The struggle of finding work

Another underlying issue of the visa system is the lack of actual work available (at least in some cases). Laura and her brother had spent five weeks trying to find private farm work, and points out that farm work and fruit picking work is only available when the season permits. One young backpacker from Germany, who chooses to remain anonymous, knows a handful of people who have had significant trouble finding farm work, and resorted to using a friend’s ABN and post code who had completed their 88 days. “I don’t think the government realizes how tough it is to find farm work,” she says.

As a result, most backpackers rely on labour hire contractors, usually their hostel manager who also provides accommodation.
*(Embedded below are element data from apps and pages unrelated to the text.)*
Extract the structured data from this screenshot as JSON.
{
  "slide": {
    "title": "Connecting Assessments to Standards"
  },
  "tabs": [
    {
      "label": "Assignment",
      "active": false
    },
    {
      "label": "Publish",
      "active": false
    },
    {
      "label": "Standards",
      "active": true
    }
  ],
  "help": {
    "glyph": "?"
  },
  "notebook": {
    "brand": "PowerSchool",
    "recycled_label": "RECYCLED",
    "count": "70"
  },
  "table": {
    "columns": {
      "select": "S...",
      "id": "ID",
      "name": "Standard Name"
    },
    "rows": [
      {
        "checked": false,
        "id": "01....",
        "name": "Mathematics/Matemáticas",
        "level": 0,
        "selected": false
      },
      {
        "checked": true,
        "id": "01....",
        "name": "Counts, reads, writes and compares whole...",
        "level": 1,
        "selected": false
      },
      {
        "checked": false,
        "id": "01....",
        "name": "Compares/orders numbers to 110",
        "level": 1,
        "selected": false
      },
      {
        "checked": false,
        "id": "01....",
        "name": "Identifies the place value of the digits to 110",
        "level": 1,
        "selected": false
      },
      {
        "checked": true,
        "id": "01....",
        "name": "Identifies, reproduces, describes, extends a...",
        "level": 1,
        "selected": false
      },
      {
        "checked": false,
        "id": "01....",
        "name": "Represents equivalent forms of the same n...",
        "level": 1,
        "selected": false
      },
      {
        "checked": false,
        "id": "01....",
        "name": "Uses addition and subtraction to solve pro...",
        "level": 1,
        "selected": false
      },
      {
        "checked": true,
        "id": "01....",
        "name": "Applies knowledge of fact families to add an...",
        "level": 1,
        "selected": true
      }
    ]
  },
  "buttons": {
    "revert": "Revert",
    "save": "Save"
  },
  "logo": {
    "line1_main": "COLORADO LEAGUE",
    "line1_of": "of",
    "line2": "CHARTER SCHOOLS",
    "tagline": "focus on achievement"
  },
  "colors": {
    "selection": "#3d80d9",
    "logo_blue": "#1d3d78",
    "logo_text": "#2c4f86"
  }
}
Some disreputable hostel managers will rip their clients of rent money and additional fees, while they find them work (or not). Other backpackers avoid this by finding work online, like on social media or Gumtree.

A Canadian backpacker who chooses to remain anonymous, is in the process of completing 88 days of farm work at a brewery, on an agricultural site in the Southern Highlands of NSW, where she feeds cows and helps with the harvesting of hops. Despite feeling lucky for working under understanding people who help her out with accommodation, she refuses to call her work a cultural exchange. “It’s straight up labour to get your second year visa,” she says.


The whole ordeal of performing manual labour as a young backpacker to be counted as a legal person (to obtain the second year of their visa) in Australia may be somewhat absurd, but the unfair treatment of said labourers is what pushes this process over the edge and brings so much negative attention.

On 16 April 2018, registration of the labour hire industry in Queensland commenced via the Labour Hire Licensing Act 2017. With South Australia taking similar steps at about the same time. Key points under the act(s) include: licensees must satisfy a fit and proper person test to prove that they are capable of strenuous performance, the labour hire business is financially viable, penalties for breach of obligation.

“Queensland took a big step in registration and licensing. The Victoria Government will consider doing the same” Sam Badans, Hostel Manager of YHA Central and Hon Secretary of BOA NSW says. Certainly all other states must make similar improvements in order to see the cultural exchange aspect of the 88 days requirement to remain valid, rather than just let it be seen as the cheap labour side of the argument.

Written by Samantha Melamed

4 Responses

  1. suzi says:

    Please, please don’t get rid of the 88 day requirement – it is a Godsend to us farmers.

  2. Samantha says:

    88 days to work v 88 days to go

    There are two similar apps available to help guide young backpackers before and during the 88 days of regional work: 88 Days to Work and 88 Days to Go (there are other apps and sites). While similar, both are worth downloading, or at least checking out the websites (while 88 Days to Work is Free: 88 Days to Go app costs $0.99). Both apps have all the information needed regarding the parameters of the 88 days requirements, and more. Having all the information about farm work in one place is very useful; the government is specific about post codes and types of farm work.

    The 88 Days to Go includes more concrete details on minimum wage by hour or piece, application prices, and the prerequisites and details of the second year visa process. The founders go a step further and offer firsthand advice and warnings, and even provide their phone numbers. Both apps include useful links, like the Fair Works Ombudsman and the government website, but ‘To Go’ includes a link for hot deals for backpackers.

    The 88 Days to Work app includes a handy colored scale of low to medium labor requirement for where/when to find a fruit-picking job when the season permits. The app also has a map of eligible employers with details and reviews. It also displays employers that are ineligible for regional work, which is quite pointless. Although this is indicated with a thumbs down icon, the font is minuscule and difficult to see. Nonetheless, both apps and websites are worth perusing.